Somewhere Over The Wii U Rainbow
By Corey Dirrig
Kirby and the Rainbow Curse is the console follow-up to Kirby’s Canvas Curse, the Original DS game. Nintendo’s long running franchise doesn’t differentiate much from that game in terms of gameplay innovation. How it does identify itself is it’s stunning claymation aesthetic and how it stays focused on what it sets out to accomplish. Nintendo has been known for getting creative with it’s smaller franchises and this game shines with flying colors in that respect, definitely being one of Nintendo’s most charming titles to date.
| Kirby and the Rainbow Curse Opening Cinematic |
Rainbow Curse has a simple story. Dreamland has been drained of color by an evil force and it is up to Kirby and his newly found friend, the paintbrush fairy (who the player actually controls in this game), to restore it. But there’s a twist. Kirby has been stripped of all his basic powers, including the ability to move around worlds on his own and swallowing his enemies to absorb their powers. Players must control our round pink, friend by drawing a path on the GamePad’s screen with the stylus to keep him moving, gain momentum, get through each stage and save his friends. This may seem repetitive, and it is, but in a way that is so well implemented that I hardly noticed at all.
Each world is carefully crafted in adorable claymation, down to the stop-motion animation of the cutscenes and imperfect smudges in the environments. Nintendo’s artists actually crafted physical models of the levels before diving into them digitally to get a feel of what characteristics of clay really look like. I caught myself getting distracted constantly by all of the amazing details, as it is apparent that they took the time to get each one correct. Though these details will be lost on most players, those that do notice will definitely appreciate them as it makes the game more immersive. Even the currents in the water levels and the wind are shown with clay swirls and lines. The environments also hide a ton of collectables, including trophies, diary entries, and stars. Finding them will take a lot of experimenting by drawing different paths.
| Draw paths to collect items and travel through the environments |
In it’s simplest form, the rainbow trail the player draws can be a way for Kirby to reach a higher platform or to cross gaps as a bridge. As I began to experiment, I found that I could shield myself from enemies, draw loops to keep up Kirby’s momentum, and twist the path to climb higher and find new areas. The paint isn’t infinite, however, as it is measured by a meter that depletes after continuous use, making the player find more efficient routes. The meter automatically recharges after a few moments, though I rarely found myself needing to wait for a full refill. It is fun to explore different ways to make Kirby move about the levels by combining multiple paths. As I mentioned before, Kirby can’t swallow and absorb his enemy’s powers, but he can transform into multiple vehicles from time to time, including a tank, a rocket, and a submarine. The vehicles add some cool ways to switch up the gameplay. The tank was an especially fun way to not only take out enemies, but to break obstacles and find more secrets. The game also has a similar option to New Super Mario Bros. U, where the game offers help to get through the current level and progress to the next.

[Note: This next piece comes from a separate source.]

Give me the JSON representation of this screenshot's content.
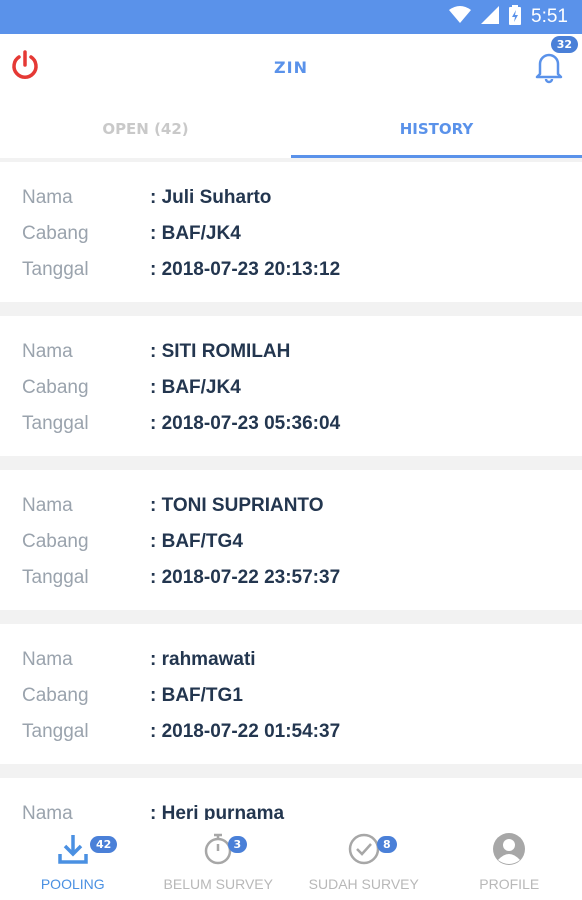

Kirby games have always been criticized for being easy, especially the last few entries, and this game seems to follow that trend. The game never really steers into the way of being “Hard,” though the game does get a little frustrating. At times I found that the GamePad was a little unresponsive, experiencing disrupted paths or unexpected deaths. Though this was a rare occurrence, I did find it frustrating, especially during some boss fights. Also, getting Kirby to catch the path I had drawn seemed unforgiving, causing me to draw the same path multiple times. Lastly, I found I couldn’t enjoy the amazing aesthetic on the TV because I was too busy looking down at the GamePad. The game is gorgeous, and it’s a shame that whoever has the GamePad while playing can’t enjoy it on the big screen. None of these criticisms hindered my experience with the game that much, but they are worth mentioning.
| Find fruit and stars to gain unlocks at the end of each stage |
The one aspect of the game that really stands out is the surprisingly stellar co-op play. A second (and third and fourth if you want) player controls Waddle Dee, who controls more like a traditional platforming game. Waddle Dee can carry Kirby if Player One gets him stuck, find and gather items, and battle off enemies while Player One navigates. He can even use the platforms that are drawn on the GamePad. It makes the game less frustrating and way more fun. I found myself as Player 2 battling off enemies while my co-op partner could concentrate her focus on drawing us new paths.
Kirby and the Rainbow Curse is a great game because it excels at what it is trying to be: a visually charming game designed around a simple concept. Nintendo takes that concept and creates challenging and fun ways to get around the stages with tons to do. The game keeps players revisiting levels by hiding tons of collectables as well as giving them a challenge mode. The Kirby, Meta Knight, and King Dedede amiibo are also compatible with Kirby and the Rainbow Curse, providing items and powers to the players. The game left me with a very satisfying feeling of accomplishment, as Nintendo games often do. I was surprised that the GamePad controls didn’t feel out of place as I barely felt the want for normal controls, even if sometimes they were a little unresponsive. Though this game definitely isn’t for the super hardcore gamer, Nintendo fans should at least give it a try.